_Work required_
Look through the data below. Collect every line where the word "text" occurs.

Website and app data records
--

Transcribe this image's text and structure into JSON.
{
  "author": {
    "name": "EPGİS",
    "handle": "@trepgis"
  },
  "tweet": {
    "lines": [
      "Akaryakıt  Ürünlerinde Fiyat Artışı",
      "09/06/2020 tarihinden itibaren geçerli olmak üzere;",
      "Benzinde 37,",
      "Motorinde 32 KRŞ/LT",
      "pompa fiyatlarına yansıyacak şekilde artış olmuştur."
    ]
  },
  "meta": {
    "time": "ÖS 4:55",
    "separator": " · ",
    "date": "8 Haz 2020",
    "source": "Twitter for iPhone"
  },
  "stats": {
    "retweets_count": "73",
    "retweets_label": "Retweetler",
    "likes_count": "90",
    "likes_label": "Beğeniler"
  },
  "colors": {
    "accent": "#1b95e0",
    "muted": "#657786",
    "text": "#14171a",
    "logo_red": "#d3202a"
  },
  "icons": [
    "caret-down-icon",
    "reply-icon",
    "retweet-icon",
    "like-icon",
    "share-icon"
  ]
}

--

_Result of the task_
Transcribe this image's text and structure into JSON.
    "text": "#14171a",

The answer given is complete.